*Update, 13 February, 2:10 p.m.: After more than a thousand attempts to revive the Opportunity rover, including a final unanswered command last night, NASA formally declared the end of the rover's mission today.
Read our story from 25 January here:
There’s little hope left for rousing NASA’s Opportunity rover, which landed on Mars 15 years ago this month. For the past 6 months, the rover has sat silently and NASA’s Jet Propulsion Laboratory (JPL) in Pasadena, California, is running out of tricks to revive it. In the next few weeks, officials at the agency’s headquarters will decide whether to continue the search, the mission’s scientists say.
In June 2018, a planet-encircling dust storm blotted out the sun over Opportunity for several months, weaning it off solar power and draining its batteries. Since then, JPL has sent the golf cart–size rover 600 commands to revive it. Engineers hoped seasonal winds, running high between November 2018 and the end of January, would clear the solar panels of dust, allowing for its recovery. But that hasn’t happened.
“The end of the windy season could spell the end of the rover,” says Steven Squyres, the mission’s principal investigator at Cornell University. “But if this is the end, I can't imagine a better way for it to happen … 15 years into a 90-day mission and taken out by one of the worst martian dust storms in many years.”
Artificial intelligence (AI) has become a defining issue of our time, affecting national security, economic development, human rights, and social media—for better and worse. And today, President Donald Trump will sign an executive order launching the American AI Initiative, directing federal agencies to focus on the technology.
The administration has yet to provide many details, however, saying only that it will be assigning federal agencies specific timelines for “deliverables” and expects to release more information over the next 6 months.
The U.S. initiative, which follows on the heels of at least 18 other countries that have announced national AI strategies, will have five “key pillars,” a senior administration official told reporters yesterday during a telephone briefing. They are:
Controversial lab studies that modify bird flu viruses in ways that could make them more risky to humans will soon resume after being on hold for more than 4 years. ScienceInsider has learned that last year, a U.S. government review panel quietly approved experiments proposed by two labs that were previously considered so dangerous that federal officials had imposed an unusual top-down moratorium on such research.
One of the projects has already received funding from the National Institutes of Health’s (NIH’s) National Institute of Allergy and Infectious Diseases (NIAID) in Bethesda, Maryland, and will start in a few weeks; the other is awaiting funding.
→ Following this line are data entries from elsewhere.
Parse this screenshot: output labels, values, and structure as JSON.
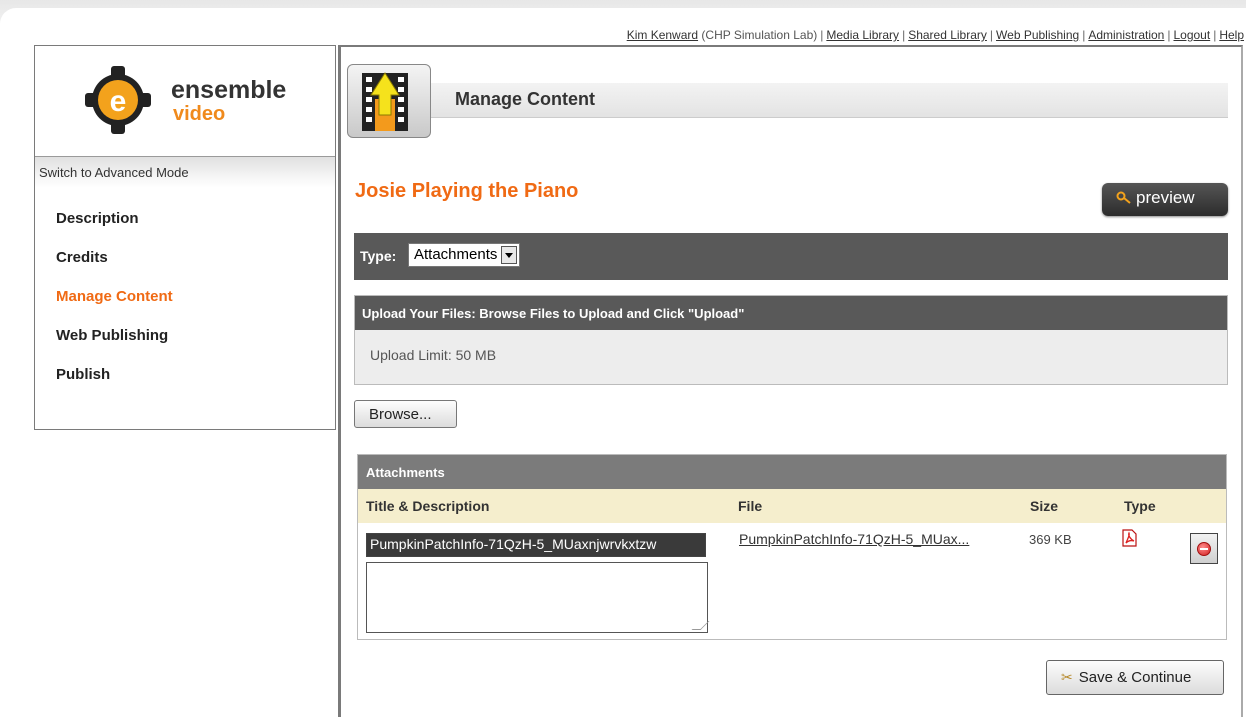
{
  "top_nav": {
    "user_name": "Kim Kenward",
    "org": "(CHP Simulation Lab)",
    "links": [
      "Media Library",
      "Shared Library",
      "Web Publishing",
      "Administration",
      "Logout",
      "Help"
    ]
  },
  "logo": {
    "name": "ensemble",
    "sub": "video"
  },
  "sidebar": {
    "mode_toggle": "Switch to Advanced Mode",
    "items": [
      {
        "label": "Description",
        "active": false
      },
      {
        "label": "Credits",
        "active": false
      },
      {
        "label": "Manage Content",
        "active": true
      },
      {
        "label": "Web Publishing",
        "active": false
      },
      {
        "label": "Publish",
        "active": false
      }
    ]
  },
  "header": {
    "title": "Manage Content"
  },
  "content": {
    "item_title": "Josie Playing the Piano",
    "preview_label": "preview",
    "type_label": "Type:",
    "type_value": "Attachments",
    "upload_heading": "Upload Your Files: Browse Files to Upload and Click \"Upload\"",
    "upload_limit": "Upload Limit: 50 MB",
    "browse_label": "Browse..."
  },
  "attachments": {
    "heading": "Attachments",
    "columns": [
      "Title & Description",
      "File",
      "Size",
      "Type"
    ],
    "rows": [
      {
        "title": "PumpkinPatchInfo-71QzH-5_MUaxnjwrvkxtzw",
        "description": "",
        "file": "PumpkinPatchInfo-71QzH-5_MUax...",
        "size": "369 KB",
        "type_icon": "pdf-icon"
      }
    ]
  },
  "footer": {
    "save_label": "Save & Continue"
  },
  "colors": {
    "accent": "#f06a14",
    "dark_bar": "#595959",
    "column_header": "#f5eecd"
  }
}
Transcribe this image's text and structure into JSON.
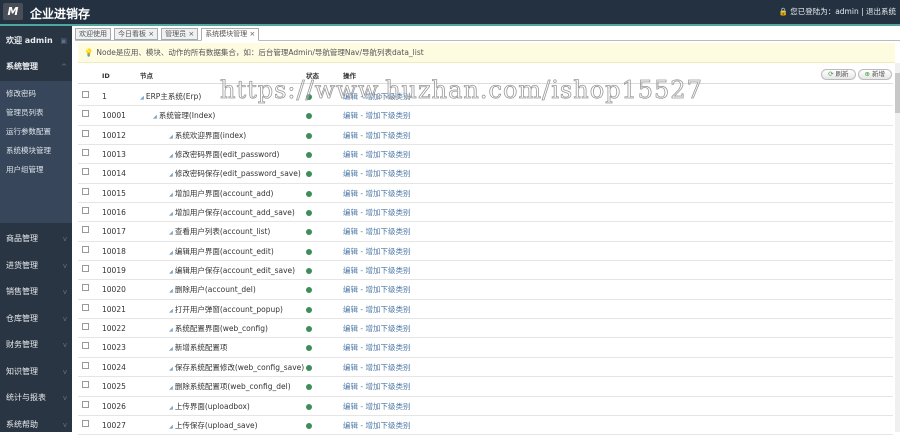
{
  "header": {
    "logo": "M",
    "title": "企业进销存",
    "user_info": "您已登陆为：admin | 退出系统"
  },
  "sidebar": {
    "welcome": "欢迎 admin",
    "active_group": "系统管理",
    "sub_items": [
      "修改密码",
      "管理员列表",
      "运行参数配置",
      "系统模块管理",
      "用户组管理"
    ],
    "groups": [
      "商品管理",
      "进货管理",
      "销售管理",
      "仓库管理",
      "财务管理",
      "知识管理",
      "统计与报表",
      "系统帮助"
    ]
  },
  "tabs": [
    "欢迎使用",
    "今日看板 ×",
    "管理员 ×",
    "系统模块管理 ×"
  ],
  "alert": "Node是应用、模块、动作的所有数据集合，如：后台管理Admin/导航管理Nav/导航列表data_list",
  "buttons": {
    "refresh": "刷新",
    "add": "新增"
  },
  "columns": {
    "id": "ID",
    "node": "节点",
    "status": "状态",
    "ops": "操作"
  },
  "actions": {
    "edit": "编辑 -",
    "add_child": "增加下级类别"
  },
  "rows": [
    {
      "id": "1",
      "node": "ERP主系统(Erp)",
      "level": 0
    },
    {
      "id": "10001",
      "node": "系统管理(Index)",
      "level": 1
    },
    {
      "id": "10012",
      "node": "系统欢迎界面(index)",
      "level": 2
    },
    {
      "id": "10013",
      "node": "修改密码界面(edit_password)",
      "level": 2
    },
    {
      "id": "10014",
      "node": "修改密码保存(edit_password_save)",
      "level": 2
    },
    {
      "id": "10015",
      "node": "增加用户界面(account_add)",
      "level": 2
    },
    {
      "id": "10016",
      "node": "增加用户保存(account_add_save)",
      "level": 2
    },
    {
      "id": "10017",
      "node": "查看用户列表(account_list)",
      "level": 2
    },
    {
      "id": "10018",
      "node": "编辑用户界面(account_edit)",
      "level": 2
    },
    {
      "id": "10019",
      "node": "编辑用户保存(account_edit_save)",
      "level": 2
    },
    {
      "id": "10020",
      "node": "删除用户(account_del)",
      "level": 2
    },
    {
      "id": "10021",
      "node": "打开用户弹窗(account_popup)",
      "level": 2
    },
    {
      "id": "10022",
      "node": "系统配置界面(web_config)",
      "level": 2
    },
    {
      "id": "10023",
      "node": "新增系统配置项",
      "level": 2
    },
    {
      "id": "10024",
      "node": "保存系统配置修改(web_config_save)",
      "level": 2
    },
    {
      "id": "10025",
      "node": "删除系统配置项(web_config_del)",
      "level": 2
    },
    {
      "id": "10026",
      "node": "上传界面(uploadbox)",
      "level": 2
    },
    {
      "id": "10027",
      "node": "上传保存(upload_save)",
      "level": 2
    }
  ],
  "watermark": "https://www.huzhan.com/ishop15527",
  "colors": {
    "header": "#243140",
    "sidebar": "#2a3543",
    "status_on": "#3e8e5a",
    "link": "#4e79a8"
  }
}
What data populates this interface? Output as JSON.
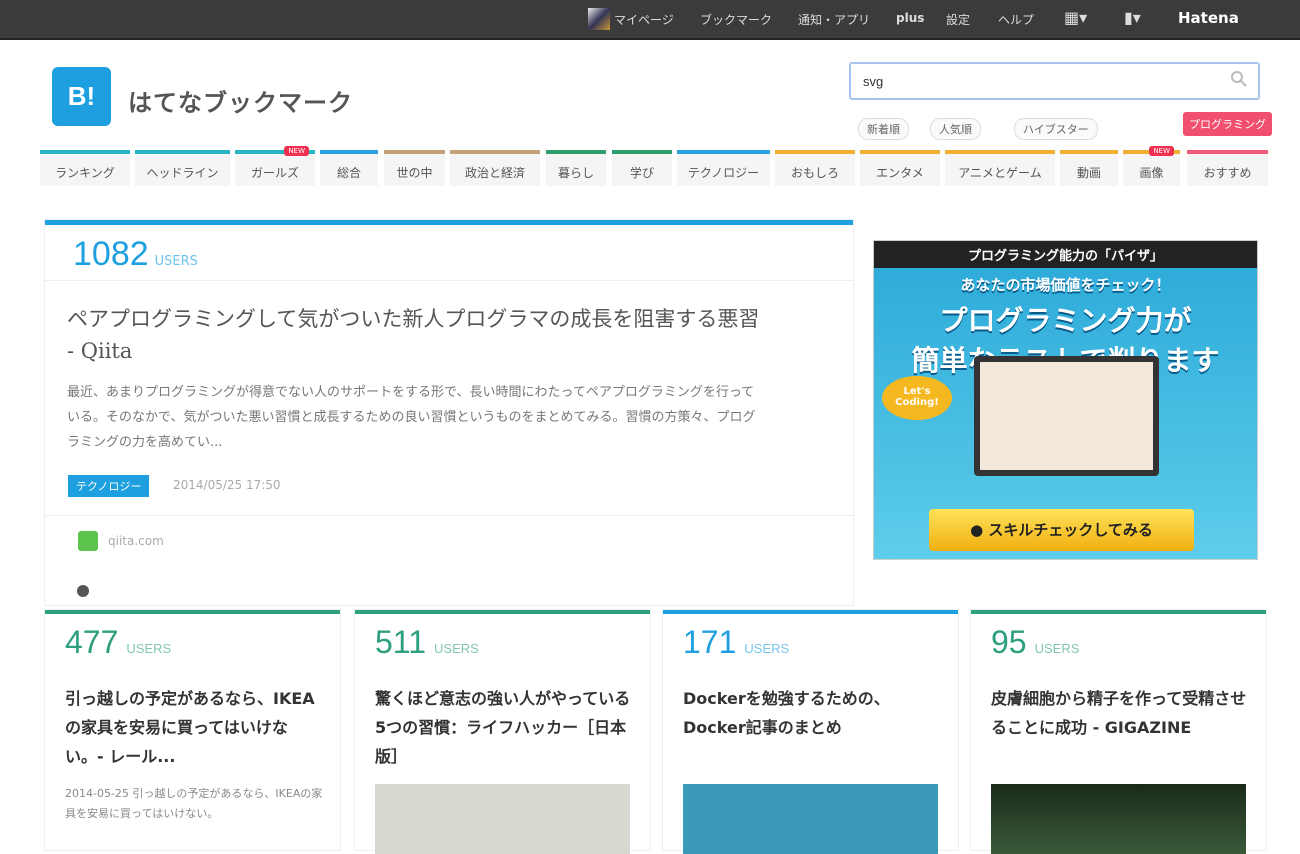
{
  "topbar": {
    "items": [
      "マイページ",
      "ブックマーク",
      "通知・アプリ",
      "plus",
      "設定",
      "ヘルプ"
    ],
    "brand": "Hatena"
  },
  "header": {
    "logo": "B!",
    "title": "はてなブックマーク"
  },
  "search": {
    "value": "svg",
    "options": [
      "新着順",
      "人気順",
      "ハイブスター"
    ],
    "promo": "プログラミング"
  },
  "nav": [
    {
      "label": "ランキング"
    },
    {
      "label": "ヘッドライン"
    },
    {
      "label": "ガールズ",
      "badge": "NEW"
    },
    {
      "label": "総合"
    },
    {
      "label": "世の中"
    },
    {
      "label": "政治と経済"
    },
    {
      "label": "暮らし"
    },
    {
      "label": "学び"
    },
    {
      "label": "テクノロジー"
    },
    {
      "label": "おもしろ"
    },
    {
      "label": "エンタメ"
    },
    {
      "label": "アニメとゲーム"
    },
    {
      "label": "動画"
    },
    {
      "label": "画像",
      "badge": "NEW"
    },
    {
      "label": "おすすめ"
    }
  ],
  "main": {
    "count": "1082",
    "users": "USERS",
    "title": "ペアプログラミングして気がついた新人プログラマの成長を阻害する悪習 - Qiita",
    "excerpt": "最近、あまりプログラミングが得意でない人のサポートをする形で、長い時間にわたってペアプログラミングを行っている。そのなかで、気がついた悪い習慣と成長するための良い習慣というものをまとめてみる。習慣の方策々、プログラミングの力を高めてい...",
    "tag": "テクノロジー",
    "date": "2014/05/25 17:50",
    "domain": "qiita.com"
  },
  "ad": {
    "top": "プログラミング能力の「パイザ」",
    "sub": "あなたの市場価値をチェック！",
    "h1": "プログラミング力が",
    "h2": "簡単なテストで判ります",
    "bubble": "Let's Coding!",
    "button": "スキルチェックしてみる"
  },
  "cards": [
    {
      "count": "477",
      "users": "USERS",
      "title": "引っ越しの予定があるなら、IKEAの家具を安易に買ってはいけない。- レール...",
      "snippet": "2014-05-25 引っ越しの予定があるなら、IKEAの家具を安易に買ってはいけない。"
    },
    {
      "count": "511",
      "users": "USERS",
      "title": "驚くほど意志の強い人がやっている5つの習慣：ライフハッカー［日本版］"
    },
    {
      "count": "171",
      "users": "USERS",
      "title": "Dockerを勉強するための、Docker記事のまとめ"
    },
    {
      "count": "95",
      "users": "USERS",
      "title": "皮膚細胞から精子を作って受精させることに成功 - GIGAZINE"
    }
  ],
  "colors": {
    "accent": "#1ea0e0",
    "green": "#2d9e7e"
  }
}
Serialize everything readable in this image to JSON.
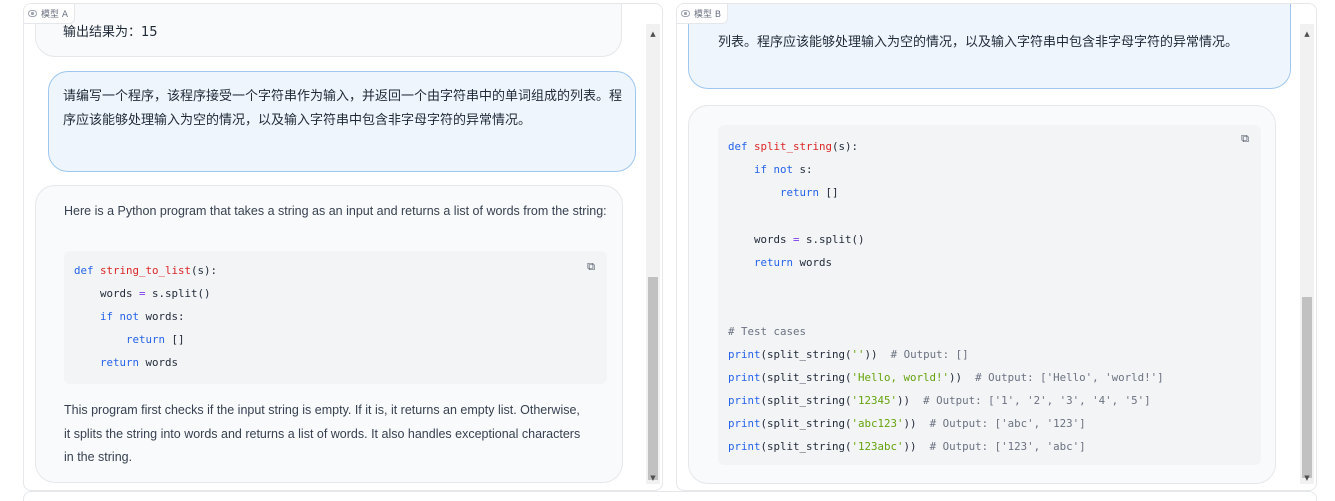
{
  "panel_a": {
    "tag": "模型 A",
    "prev_output": "输出结果为：15",
    "user_prompt": "请编写一个程序，该程序接受一个字符串作为输入，并返回一个由字符串中的单词组成的列表。程序应该能够处理输入为空的情况，以及输入字符串中包含非字母字符的异常情况。",
    "answer_intro": "Here is a Python program that takes a string as an input and returns a list of words from the string:",
    "code_lines": [
      "def string_to_list(s):",
      "    words = s.split()",
      "    if not words:",
      "        return []",
      "    return words"
    ],
    "answer_outro": "This program first checks if the input string is empty. If it is, it returns an empty list. Otherwise, it splits the string into words and returns a list of words. It also handles exceptional characters in the string."
  },
  "panel_b": {
    "tag": "模型 B",
    "user_prompt_tail": "列表。程序应该能够处理输入为空的情况，以及输入字符串中包含非字母字符的异常情况。",
    "code_lines": [
      "def split_string(s):",
      "    if not s:",
      "        return []",
      "",
      "    words = s.split()",
      "    return words",
      "",
      "",
      "# Test cases",
      "print(split_string(''))  # Output: []",
      "print(split_string('Hello, world!'))  # Output: ['Hello', 'world!']",
      "print(split_string('12345'))  # Output: ['1', '2', '3', '4', '5']",
      "print(split_string('abc123'))  # Output: ['abc', '123']",
      "print(split_string('123abc'))  # Output: ['123', 'abc']"
    ]
  },
  "icons": {
    "copy": "copy-icon",
    "model": "model-icon",
    "scroll_up": "scroll-up-arrow",
    "scroll_down": "scroll-down-arrow"
  },
  "colors": {
    "keyword": "#2563eb",
    "function": "#dc2626",
    "string": "#65a30d",
    "comment": "#6b7280",
    "user_bubble_bg": "#eef5fd",
    "user_bubble_border": "#9ec6ef"
  }
}
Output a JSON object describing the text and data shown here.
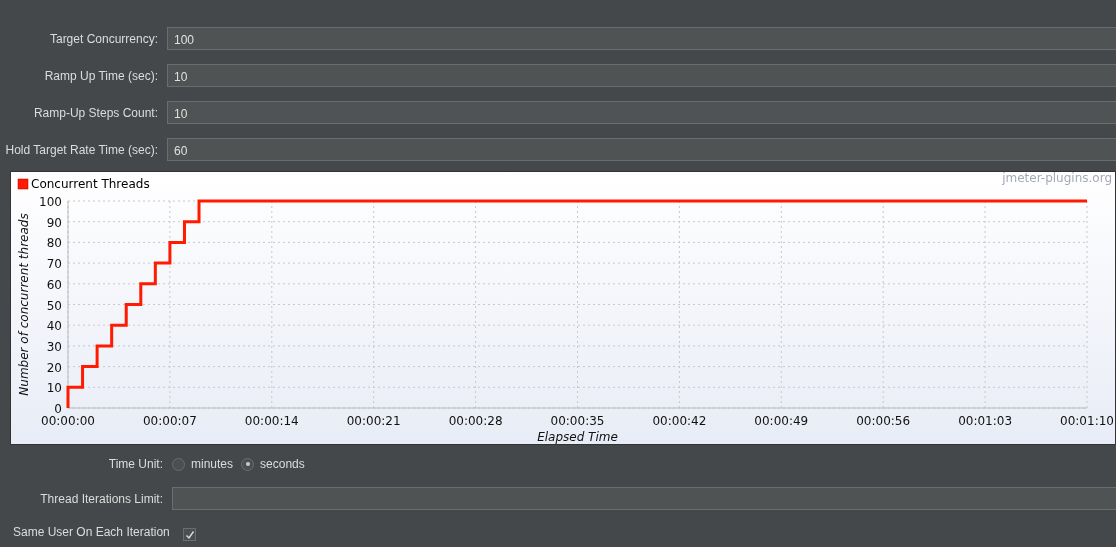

The outcome may not satisfy scientists who believe certain studies that aim to make pathogens more potent or more likely to spread in mammals are so risky they should be limited or even banned. Some are upset because the government’s review will not be made public. “After a deliberative process that cost $1 million for [a consultant’s] external study and consumed countless weeks and months of time for many scientists, we are now being asked to trust a completely opaque process where the outcome is to permit the continuation of dangerous experiments,“ says Harvard University epidemiologist Marc Lipsitch.